We had staked out a comfortable spot in the middle of the ballroom. But this wasn’t going to be good enough for me; I moved to the very front. My neck was wrenched and the sound quality was awful, but I needed the connection with the band. I wanted to look into the eyes of men with whom I shared a common adolescence. Men that had driven the same streets of Stillwater, who had felt love and broken hearts in that town, who had closed down the same bars as I when loneliness needed one more drink. I also wanted them to know that I supported them fully as a brother from the same distant place and culture. Our paths to Webster Hall could not have been more different if you’d tasked a child with a crayon to plan them. But we had started in the same place, and managed to rendezvous for that evening – and I wanted them to know that that wasn’t trivial to me. We had all worked hard, and I was enjoying what they were providing; they needed to know. I spent the remainder of the concert poised there at the front, singing and shaking my hind-quarters surrounded by strangers doing the same. I did momentarily run down to the coat-check to shed my striped blazer (no need for style at this point), don my trucker hat and grab a folded-up Oklahoma flag that I wanted to give as a thanks to the ‘Boys from Oklahoma’. I gave the flag to the guitar tech and reassumed my posted at the front of the now crowded ballroom. Grady Cross acknowledged my now-exposed Mike McClure Band T-shirt with a swipe across his chest, a nod and a smile. The remainder of the show was packed with classics from my years in Stillwater. I reveled. Finally the show was over. I excitedly found my friends who had managed to enjoy themselves despite my absence.

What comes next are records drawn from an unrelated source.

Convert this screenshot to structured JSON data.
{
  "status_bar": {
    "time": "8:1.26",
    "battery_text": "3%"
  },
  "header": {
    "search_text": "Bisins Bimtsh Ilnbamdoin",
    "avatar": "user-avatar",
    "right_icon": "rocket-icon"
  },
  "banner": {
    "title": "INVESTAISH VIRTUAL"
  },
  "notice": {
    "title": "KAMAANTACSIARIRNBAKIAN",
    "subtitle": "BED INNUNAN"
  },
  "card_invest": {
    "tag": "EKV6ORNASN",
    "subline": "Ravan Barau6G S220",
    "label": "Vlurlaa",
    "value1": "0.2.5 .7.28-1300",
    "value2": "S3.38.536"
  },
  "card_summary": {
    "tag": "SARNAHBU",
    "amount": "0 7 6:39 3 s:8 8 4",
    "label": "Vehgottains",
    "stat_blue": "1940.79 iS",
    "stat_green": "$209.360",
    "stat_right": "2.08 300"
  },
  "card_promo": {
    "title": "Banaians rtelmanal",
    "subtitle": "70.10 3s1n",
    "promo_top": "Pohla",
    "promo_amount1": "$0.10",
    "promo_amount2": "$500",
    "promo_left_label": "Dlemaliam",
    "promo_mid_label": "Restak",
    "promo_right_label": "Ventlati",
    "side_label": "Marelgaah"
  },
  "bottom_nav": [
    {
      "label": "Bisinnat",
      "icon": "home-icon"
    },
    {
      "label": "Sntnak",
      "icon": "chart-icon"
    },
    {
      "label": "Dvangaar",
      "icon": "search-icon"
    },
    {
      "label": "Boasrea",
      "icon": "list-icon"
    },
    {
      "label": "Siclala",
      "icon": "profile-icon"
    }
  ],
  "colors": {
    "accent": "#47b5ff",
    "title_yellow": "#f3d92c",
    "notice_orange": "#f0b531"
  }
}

We stuck around for the following act, Cowboy Mouth. It was a riot, but I wanted to find CCR and hang out. I struck up a conversation with the merchandizing guy, Nathan, on the return leg of a restroom trip. He went to high school in Dewey, OK, so it was easy enough to make a connection and get some information from him, “The band is hanging out and having a few bears at the ‘Thursday Scholar’ around the corner”. Uncertain of the name I replied, “The Thursday Scholar?” He nodded. I was off. I grabbed my friends, asking in the hustle if they knew where the ‘Thursday Scholar’ was. The more knowledgeable of the friends howled, “The Thursday scholar?” “Yes, do you know it?” I replied. She erupted in laughter!! “I believe you mean the ‘Thirsty Scholar’” she chuckled. Certainly chagrinned, but firmly undeterred, we set-out for a “scholarly” place to imbibe with rock stars.

Sunday, March 16, 2008

Total Recall - a preface

Trying to recall and document memories that are worth recalling and documenting is a valiant but nearly futile task. Unfortunately, the recall of these memories is too often inadequate to actually fuel a worthy documentation of the excitement felt when having an experience worth documentation. I suppose it can be likened to describe eating a perfect steak. Writing or speaking of a perfect steak becomes a barrage of half-cocked adjectives and superlatives (e.g., juicy, tender, crispy, sultry, etc.). Once items pass the bucal cavity they will never taste the same again, and the future recall of the taste, and enjoyment thereof, could never rival that of the moment. Such is the case with memories… especially good ones. The main character in Wallace Stegner’s Pulitzer Prize winning novel ‘The Angel of Repose’ describes this as a “Doppler effect”. He views it as a train or car driving by us, or through us, that can never be experienced the same way leaving as it is approach. We often expect objectivity when we know very well that experiences that are worth remembering, moreover documenting, will likely change us and therefore cannot be viewed from the point at which we experienced them. However, document we must. Express I must, and express I will.